The lever feels good and, despite me not fitting it with a SRAM Matchmaker, it was easy to get in the right place with the supplied clamp. A Matchmaker clamp is available, though.
The only criticism I could draw is that the remote doesn’t feel as weighty as RockShox’ Reverb 1x. However, it hasn’t broken during the testing period and has survived plenty of muddy days without feeling notchy or stiff to operate.
The lever is SRAM Matchmaker compatible. Alex Evans
The best thing about this post is how short it is. On my Orange long-term test bike I’ve gone from using a Reverb B1 150mm travel dropper (max insertion depth 310mm / min possible total length including post body and hose fittings at full height 520mm) to a 210mm travel OneUp.
The OneUp’s total length is 554mm, an increase of 34mm in length for a travel increase of 60mm. Increasing dropper travel by 60mm is a big deal.
It allowed me to get the post further down on the descents while maintaining the same height with it extended. I was initially scared to jump 60mm in travel, and even persuaded OneUp to send me a shorter travel 170mm post in case the 210mm was too much, but it turns out I needn’t have worried and feel like I should have done this upgrade ages ago!
It’s so good having a post that can go to full height but also drop as low as it’ll go. The change is so drastic that when I ride bikes with shorter travel posts, even when they’re compressed, they feel like they’re kicking me in the backside.
To top it off, the OneUp V2 Dropper Post is relatively inexpensive, costing £221 all in. A Brand X 170mm dropper retails for £169.99 but the OneUp feels like it represents better performance for the cost.
OneUp V2 Dropper Post bottom line
Not only has the OneUp V2 Dropper Post let me extend travel by 60mm from a 150mm Reverb, it has proven to be exceptionally reliable, easy to install and has a silky-smooth operation.

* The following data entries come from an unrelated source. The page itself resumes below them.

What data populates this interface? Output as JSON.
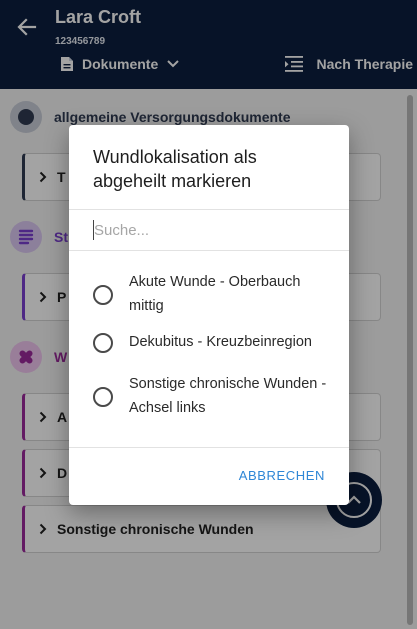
{
  "header": {
    "patient_name": "Lara Croft",
    "patient_id": "123456789",
    "doc_selector": "Dokumente",
    "sort_label": "Nach Therapie"
  },
  "sections": [
    {
      "label": "allgemeine Versorgungsdokumente",
      "color": "#2f3b52"
    },
    {
      "label": "St",
      "color": "#7b3fd0"
    },
    {
      "label": "W",
      "color": "#9c2a9c"
    }
  ],
  "cards": [
    {
      "label": "T",
      "accent": "#2f3b52"
    },
    {
      "label": "P",
      "accent": "#7b3fd0"
    },
    {
      "label": "A",
      "accent": "#9c2a9c"
    },
    {
      "label": "D",
      "accent": "#9c2a9c"
    },
    {
      "label": "Sonstige chronische Wunden",
      "accent": "#9c2a9c"
    }
  ],
  "dialog": {
    "title": "Wundlokalisation als abgeheilt markieren",
    "search_placeholder": "Suche...",
    "options": [
      {
        "label": "Akute Wunde - Oberbauch mittig"
      },
      {
        "label": "Dekubitus - Kreuzbeinregion"
      },
      {
        "label": "Sonstige chronische Wunden - Achsel links"
      }
    ],
    "cancel_label": "ABBRECHEN"
  },
  "colors": {
    "header_bg": "#0c1f3f",
    "accent_blue": "#2e86d6"
  }
}
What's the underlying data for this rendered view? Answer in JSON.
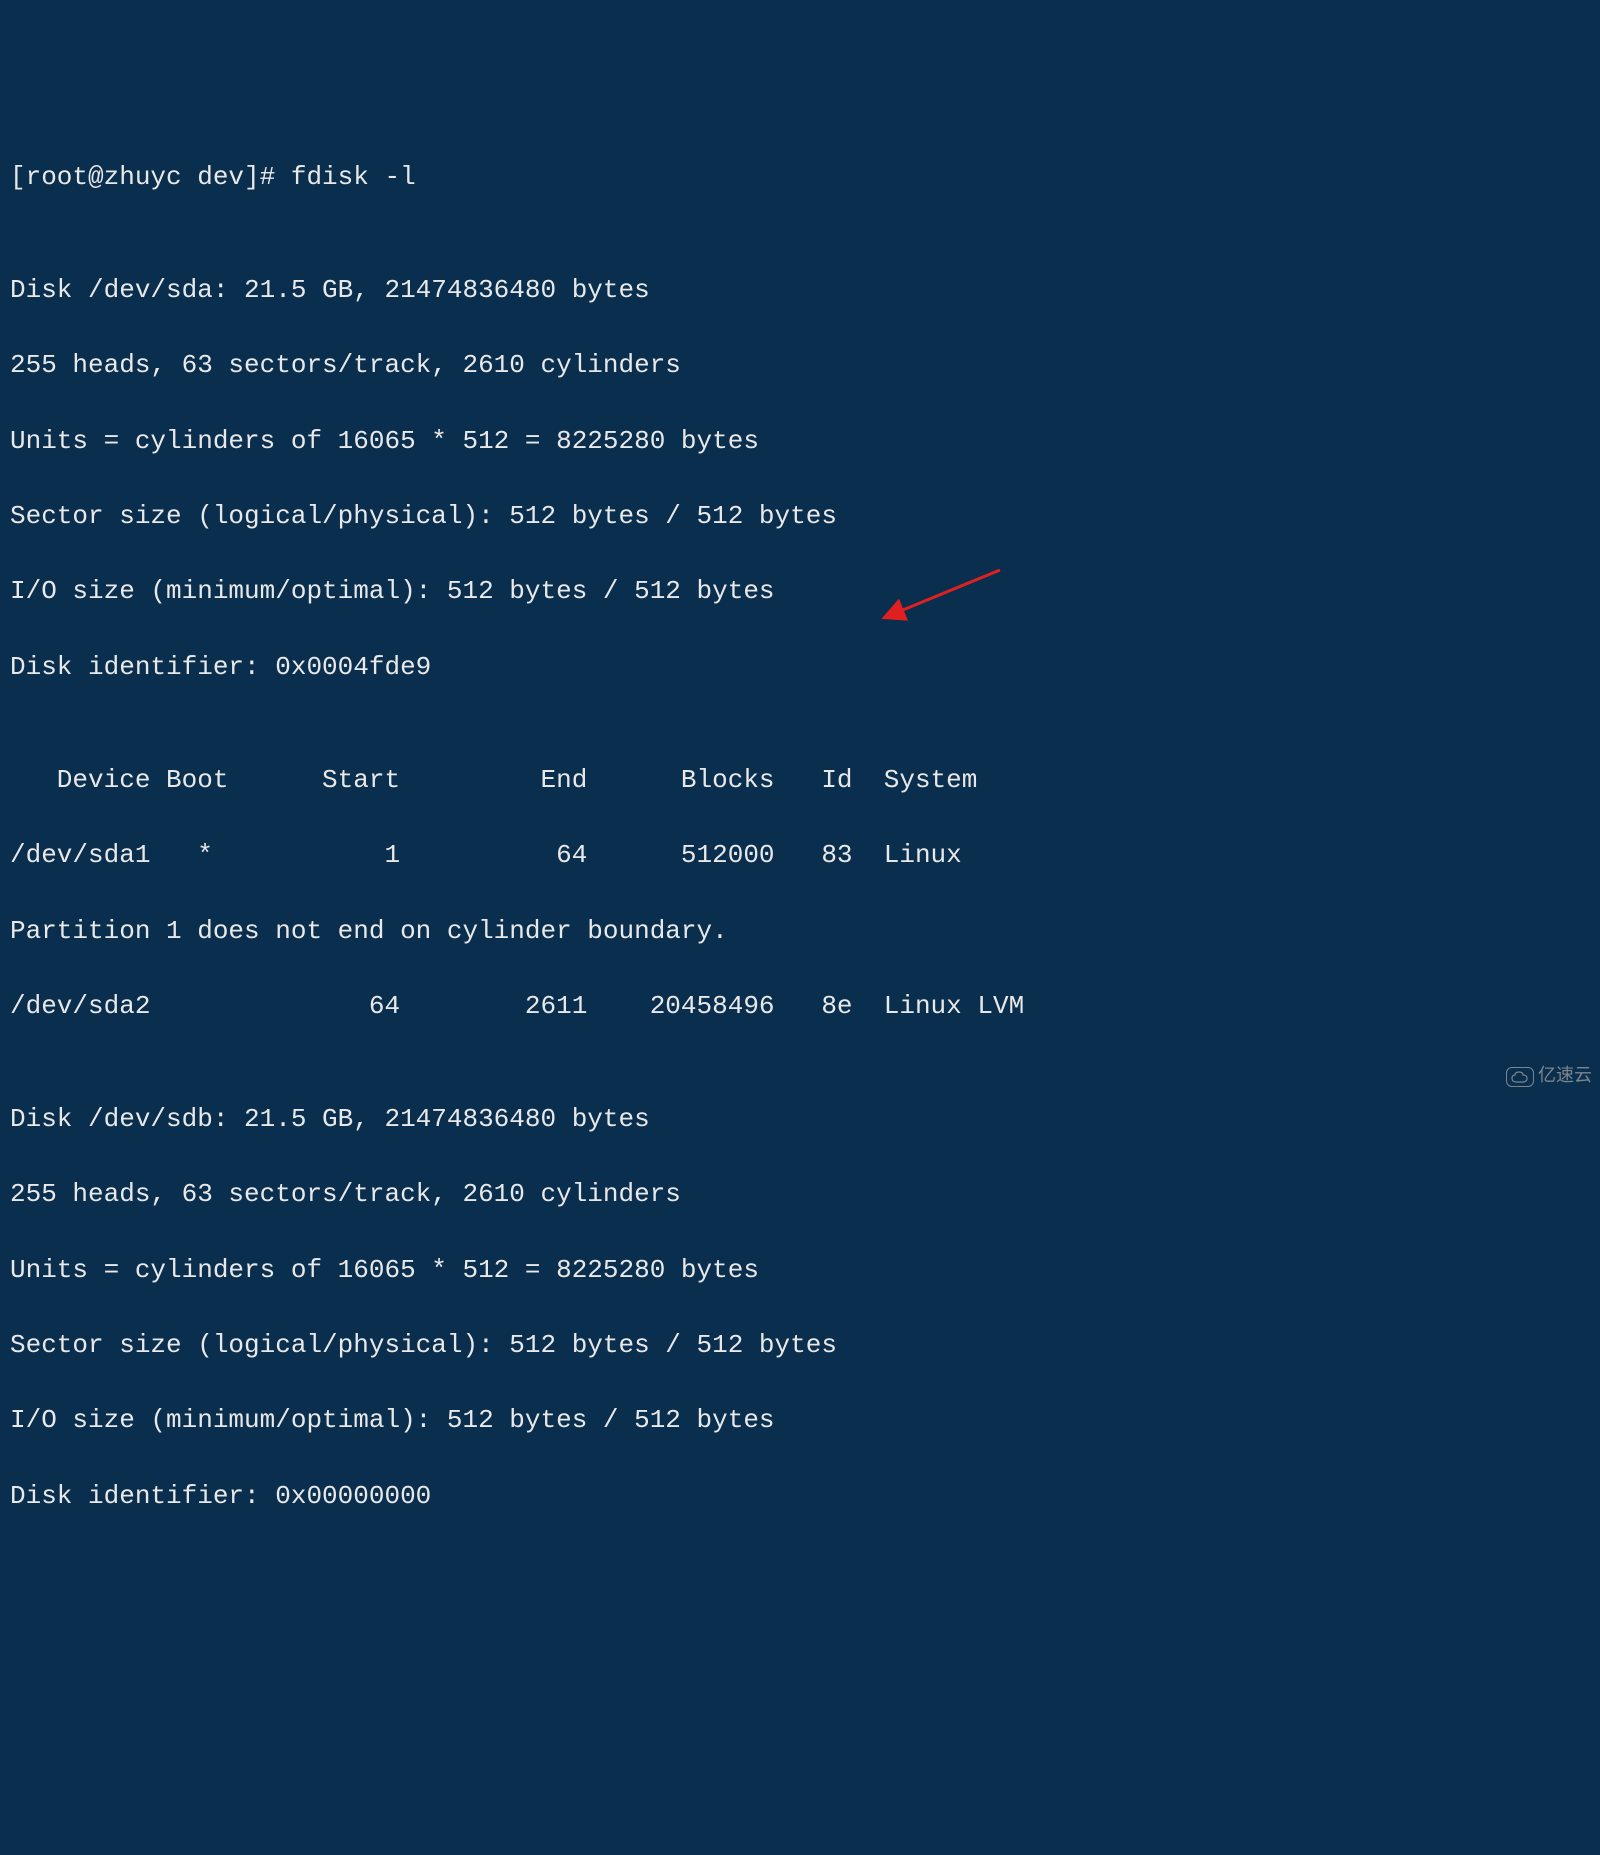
{
  "prompt": "[root@zhuyc dev]# fdisk -l",
  "blank1": "",
  "disk_a": {
    "header": "Disk /dev/sda: 21.5 GB, 21474836480 bytes",
    "geometry": "255 heads, 63 sectors/track, 2610 cylinders",
    "units": "Units = cylinders of 16065 * 512 = 8225280 bytes",
    "sector_size": "Sector size (logical/physical): 512 bytes / 512 bytes",
    "io_size": "I/O size (minimum/optimal): 512 bytes / 512 bytes",
    "identifier": "Disk identifier: 0x0004fde9"
  },
  "blank2": "",
  "table": {
    "header": "   Device Boot      Start         End      Blocks   Id  System",
    "row1": "/dev/sda1   *           1          64      512000   83  Linux",
    "warning": "Partition 1 does not end on cylinder boundary.",
    "row2": "/dev/sda2              64        2611    20458496   8e  Linux LVM"
  },
  "blank3": "",
  "disk_b": {
    "header": "Disk /dev/sdb: 21.5 GB, 21474836480 bytes",
    "geometry": "255 heads, 63 sectors/track, 2610 cylinders",
    "units": "Units = cylinders of 16065 * 512 = 8225280 bytes",
    "sector_size": "Sector size (logical/physical): 512 bytes / 512 bytes",
    "io_size": "I/O size (minimum/optimal): 512 bytes / 512 bytes",
    "identifier": "Disk identifier: 0x00000000"
  },
  "watermark": {
    "text": "亿速云"
  }
}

The post on its own is truly worthy of its five-star rating. However, the lightweight remote didn’t feel as solid as RockShox’ Reverb 1x lever, but it didn’t break or its performance reduce during the testing period, I just expected it to feel more robust for £42.
A substantial increase in post travel isn’t quite as revolutionary as the introduction of droppers in the first place, but it’s not quite far off, and I would recommend seriously investigating an upgrade to a OneUp V2 Dropper Post and Dropper Post Remote V2.